INPUT DATA:
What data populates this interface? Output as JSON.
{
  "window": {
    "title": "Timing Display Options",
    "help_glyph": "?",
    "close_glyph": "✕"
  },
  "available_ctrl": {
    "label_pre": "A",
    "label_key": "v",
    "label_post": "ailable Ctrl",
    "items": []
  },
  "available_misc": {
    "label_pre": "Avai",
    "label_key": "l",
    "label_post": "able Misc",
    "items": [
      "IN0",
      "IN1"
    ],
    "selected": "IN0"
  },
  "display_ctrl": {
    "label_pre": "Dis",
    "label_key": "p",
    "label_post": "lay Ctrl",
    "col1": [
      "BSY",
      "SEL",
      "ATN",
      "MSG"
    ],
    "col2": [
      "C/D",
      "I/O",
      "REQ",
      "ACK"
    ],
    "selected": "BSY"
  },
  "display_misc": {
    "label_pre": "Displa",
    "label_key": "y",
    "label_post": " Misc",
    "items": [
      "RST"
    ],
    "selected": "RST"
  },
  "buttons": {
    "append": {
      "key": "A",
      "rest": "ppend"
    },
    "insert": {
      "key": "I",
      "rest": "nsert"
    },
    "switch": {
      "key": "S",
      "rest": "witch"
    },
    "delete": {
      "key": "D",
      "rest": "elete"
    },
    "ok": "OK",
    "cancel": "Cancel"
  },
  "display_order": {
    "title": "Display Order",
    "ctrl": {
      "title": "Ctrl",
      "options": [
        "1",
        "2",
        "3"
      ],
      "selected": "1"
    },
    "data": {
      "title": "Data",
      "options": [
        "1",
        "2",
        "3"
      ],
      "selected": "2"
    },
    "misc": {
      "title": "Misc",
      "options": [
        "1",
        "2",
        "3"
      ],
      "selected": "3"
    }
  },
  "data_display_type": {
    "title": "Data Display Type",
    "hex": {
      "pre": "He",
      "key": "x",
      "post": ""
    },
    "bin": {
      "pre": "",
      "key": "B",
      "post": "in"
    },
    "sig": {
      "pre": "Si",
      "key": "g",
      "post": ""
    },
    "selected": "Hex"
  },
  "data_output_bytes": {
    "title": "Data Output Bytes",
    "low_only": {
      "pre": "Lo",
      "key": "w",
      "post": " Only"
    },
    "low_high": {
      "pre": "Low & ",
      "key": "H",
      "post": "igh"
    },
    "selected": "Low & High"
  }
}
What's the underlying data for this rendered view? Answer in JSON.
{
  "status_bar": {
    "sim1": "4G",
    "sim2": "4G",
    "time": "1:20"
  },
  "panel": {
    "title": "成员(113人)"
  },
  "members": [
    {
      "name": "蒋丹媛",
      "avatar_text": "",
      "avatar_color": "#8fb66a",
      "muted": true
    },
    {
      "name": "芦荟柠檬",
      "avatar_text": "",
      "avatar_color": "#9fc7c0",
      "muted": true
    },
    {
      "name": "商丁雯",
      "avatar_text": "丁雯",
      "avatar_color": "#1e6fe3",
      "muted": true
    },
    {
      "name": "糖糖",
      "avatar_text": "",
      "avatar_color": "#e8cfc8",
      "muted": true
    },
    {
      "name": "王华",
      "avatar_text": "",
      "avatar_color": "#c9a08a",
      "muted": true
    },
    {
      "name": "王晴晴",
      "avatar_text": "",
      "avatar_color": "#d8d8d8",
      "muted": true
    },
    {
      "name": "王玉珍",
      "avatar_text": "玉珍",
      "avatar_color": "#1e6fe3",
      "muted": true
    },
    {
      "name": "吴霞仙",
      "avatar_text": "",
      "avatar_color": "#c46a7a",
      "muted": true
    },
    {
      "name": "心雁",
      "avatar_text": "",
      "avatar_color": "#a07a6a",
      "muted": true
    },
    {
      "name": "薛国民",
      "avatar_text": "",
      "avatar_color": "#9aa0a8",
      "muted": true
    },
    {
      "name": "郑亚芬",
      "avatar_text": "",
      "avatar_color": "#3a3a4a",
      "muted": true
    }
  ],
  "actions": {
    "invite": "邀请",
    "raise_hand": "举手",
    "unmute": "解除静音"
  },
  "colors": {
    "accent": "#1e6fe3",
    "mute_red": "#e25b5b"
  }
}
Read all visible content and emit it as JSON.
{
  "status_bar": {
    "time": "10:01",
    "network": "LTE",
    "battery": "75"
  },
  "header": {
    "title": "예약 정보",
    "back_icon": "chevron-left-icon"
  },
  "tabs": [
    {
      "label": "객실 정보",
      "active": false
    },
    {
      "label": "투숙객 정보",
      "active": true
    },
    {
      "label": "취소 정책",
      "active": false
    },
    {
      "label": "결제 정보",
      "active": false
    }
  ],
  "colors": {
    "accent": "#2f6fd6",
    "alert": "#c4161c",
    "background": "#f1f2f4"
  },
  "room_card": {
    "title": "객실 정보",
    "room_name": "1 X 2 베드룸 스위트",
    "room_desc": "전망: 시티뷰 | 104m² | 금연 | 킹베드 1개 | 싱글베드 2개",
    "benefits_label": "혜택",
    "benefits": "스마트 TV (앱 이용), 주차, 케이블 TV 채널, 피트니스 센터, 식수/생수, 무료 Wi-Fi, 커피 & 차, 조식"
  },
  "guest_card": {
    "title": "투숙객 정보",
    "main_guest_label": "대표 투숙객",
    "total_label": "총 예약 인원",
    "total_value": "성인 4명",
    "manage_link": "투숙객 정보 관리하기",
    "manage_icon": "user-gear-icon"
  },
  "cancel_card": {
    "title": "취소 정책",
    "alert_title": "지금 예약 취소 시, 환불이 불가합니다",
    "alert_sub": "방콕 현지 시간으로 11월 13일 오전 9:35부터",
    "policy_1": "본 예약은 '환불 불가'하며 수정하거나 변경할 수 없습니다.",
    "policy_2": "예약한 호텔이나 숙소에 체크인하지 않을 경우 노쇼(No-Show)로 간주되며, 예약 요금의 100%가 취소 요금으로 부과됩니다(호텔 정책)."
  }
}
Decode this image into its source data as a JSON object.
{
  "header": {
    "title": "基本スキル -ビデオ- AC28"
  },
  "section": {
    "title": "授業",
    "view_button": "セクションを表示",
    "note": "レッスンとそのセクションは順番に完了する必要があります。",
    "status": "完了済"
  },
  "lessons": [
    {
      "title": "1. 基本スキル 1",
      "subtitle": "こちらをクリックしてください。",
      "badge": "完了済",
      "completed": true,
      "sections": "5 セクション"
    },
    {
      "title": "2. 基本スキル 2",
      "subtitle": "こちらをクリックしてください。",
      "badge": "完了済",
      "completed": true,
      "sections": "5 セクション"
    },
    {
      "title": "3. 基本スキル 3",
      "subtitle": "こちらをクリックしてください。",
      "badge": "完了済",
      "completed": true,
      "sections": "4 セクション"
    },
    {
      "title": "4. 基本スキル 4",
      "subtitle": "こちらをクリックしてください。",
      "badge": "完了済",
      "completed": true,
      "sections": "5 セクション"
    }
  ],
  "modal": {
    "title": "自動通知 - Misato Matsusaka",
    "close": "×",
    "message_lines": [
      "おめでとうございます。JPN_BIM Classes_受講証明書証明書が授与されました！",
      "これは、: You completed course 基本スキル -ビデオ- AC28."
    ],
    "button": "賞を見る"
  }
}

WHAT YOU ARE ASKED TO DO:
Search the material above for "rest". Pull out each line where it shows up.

WRITTEN RESPONSE:
      "rest": "ppend"
      "rest": "nsert"
      "rest": "witch"
      "rest": "elete"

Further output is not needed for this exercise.